This investigation is fact finding and guides future operations of the company after the whole exercise. As pointed out by the European Court of Human Rights case of Fayed v United Kingdom (1994) 18 EHHR 393 ECtHR that the fundamental justification for investigation procedure is that the investigation is carried out in the public interest to ensure the proper conduct of affairs of the public companies.

It must be emphasized that an investigation is an extra-ordinary remedy which is, generally speaking, applicable only in limited circumstances. Before the court orders an investigation, the intended investigation must be shown to be prima facie in the interest of the company or the members. Merely to show a difference of opinion as to how the affairs of the company are to be managed is not enough; it is only where there is evidence of serious mismanagement or bad faith that an investigation may be ordered. See Re Baker and Paddock Inn Peterborough Ltd [1977] 2 BLR 101 Ont HC; Re Sabex Internationale Ltee [1979] 65 Que SC

The Companies Act does not specify the standard of proof which the person must satisfy to obtain an order for investigation.
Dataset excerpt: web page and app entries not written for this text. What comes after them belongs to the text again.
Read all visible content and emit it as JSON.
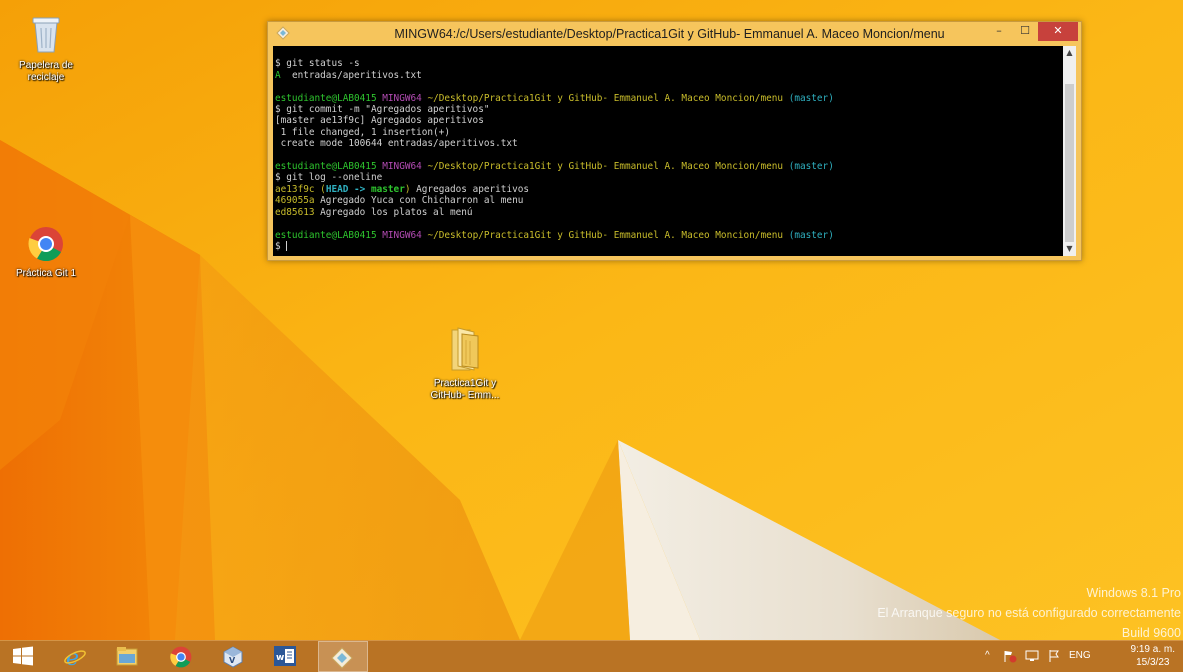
{
  "desktop": {
    "icons": [
      {
        "label_lines": [
          "Papelera de",
          "reciclaje"
        ]
      },
      {
        "label_lines": [
          "Práctica Git 1"
        ]
      },
      {
        "label_lines": [
          "Practica1Git y",
          "GitHub- Emm..."
        ]
      }
    ],
    "watermark": {
      "line1": "Windows 8.1 Pro",
      "line2": "El Arranque seguro no está configurado correctamente",
      "line3": "Build 9600"
    }
  },
  "terminal": {
    "title": "MINGW64:/c/Users/estudiante/Desktop/Practica1Git y GitHub- Emmanuel A. Maceo Moncion/menu",
    "prompt": {
      "user": "estudiante@LAB0415",
      "system": "MINGW64",
      "path": "~/Desktop/Practica1Git y GitHub- Emmanuel A. Maceo Moncion/menu",
      "branch": "(master)"
    },
    "cmd1": "$ git status -s",
    "out1_flag": "A",
    "out1_file": "  entradas/aperitivos.txt",
    "cmd2": "$ git commit -m \"Agregados aperitivos\"",
    "out2": [
      "[master ae13f9c] Agregados aperitivos",
      " 1 file changed, 1 insertion(+)",
      " create mode 100644 entradas/aperitivos.txt"
    ],
    "cmd3": "$ git log --oneline",
    "log": [
      {
        "hash": "ae13f9c",
        "ref_open": " (",
        "head": "HEAD -> ",
        "master": "master",
        "ref_close": ")",
        "msg": " Agregados aperitivos"
      },
      {
        "hash": "469055a",
        "msg": " Agregado Yuca con Chicharron al menu"
      },
      {
        "hash": "ed85613",
        "msg": " Agregado los platos al menú"
      }
    ],
    "prompt_symbol": "$ ",
    "buttons": {
      "minimize": "–",
      "maximize": "☐",
      "close": "✕"
    }
  },
  "taskbar": {
    "tray": {
      "lang": "ENG",
      "chevron": "^"
    },
    "clock": {
      "time": "9:19 a. m.",
      "date": "15/3/23"
    }
  },
  "colors": {
    "wallpaper_light": "#fcc92a",
    "wallpaper_dark": "#f07a05",
    "taskbar": "#b97324",
    "close_button": "#c7413c"
  }
}
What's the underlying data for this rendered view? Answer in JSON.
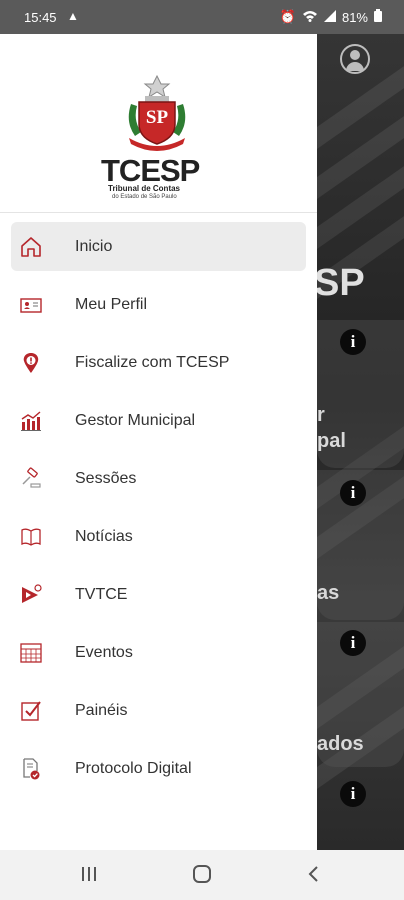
{
  "status_bar": {
    "time": "15:45",
    "battery": "81%",
    "icons": [
      "warning-icon",
      "alarm-icon",
      "wifi-icon",
      "signal-icon",
      "battery-icon"
    ]
  },
  "drawer": {
    "logo": {
      "brand": "TCESP",
      "subtitle": "Tribunal de Contas",
      "subtitle_small": "do Estado de São Paulo"
    },
    "menu": [
      {
        "label": "Inicio",
        "icon": "home-icon",
        "active": true
      },
      {
        "label": "Meu Perfil",
        "icon": "profile-card-icon"
      },
      {
        "label": "Fiscalize com TCESP",
        "icon": "location-alert-icon"
      },
      {
        "label": "Gestor Municipal",
        "icon": "bar-chart-icon"
      },
      {
        "label": "Sessões",
        "icon": "gavel-icon"
      },
      {
        "label": "Notícias",
        "icon": "book-icon"
      },
      {
        "label": "TVTCE",
        "icon": "video-play-icon"
      },
      {
        "label": "Eventos",
        "icon": "calendar-grid-icon"
      },
      {
        "label": "Painéis",
        "icon": "checkbox-icon"
      },
      {
        "label": "Protocolo Digital",
        "icon": "digital-document-icon"
      }
    ]
  },
  "background": {
    "texts": [
      "SP",
      "r",
      "pal",
      "as",
      "ados"
    ]
  },
  "colors": {
    "accent": "#b5262b",
    "drawer_bg": "#ffffff",
    "active_bg": "#ececec"
  }
}
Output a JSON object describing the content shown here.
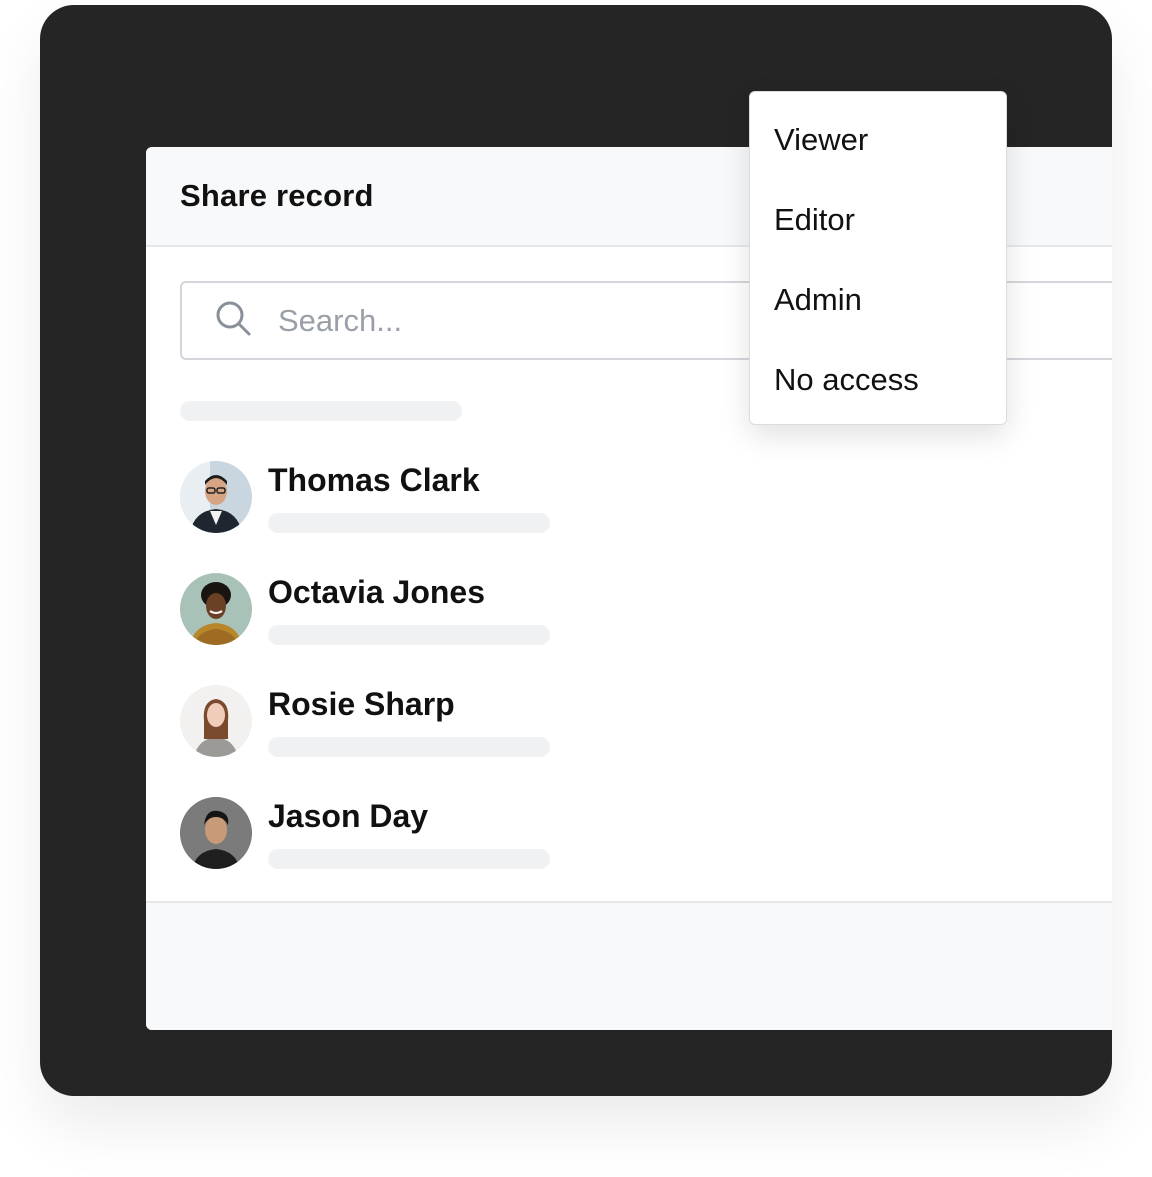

However; in Re First Investors Corporation [1988] 4 WWR 22, it was stated that an applicant for an order is not required to prove beyond reasonable doubt or on a balance of probabilities the conduct complained of. The only proof which is necessary is that there are ‘sufficient grounds’ to warrant an investigation.

In the circumstances of this case, the management of the 1st respondent should be conclusively investigated in the interest of the public with clear recommendations for the better management for the 1st respondent.

The petition is dismissed with no order as to costs.

The Official Receiver is directed to investigate the operations and management of the 1st respondent from its incorporation 2001 to 2020 within a period of 3 months and report back to court with clear recommendations.

It is so ordered.

Dated, signed and delivered by email and WhatsApp at Kampala this 29th day of May 2020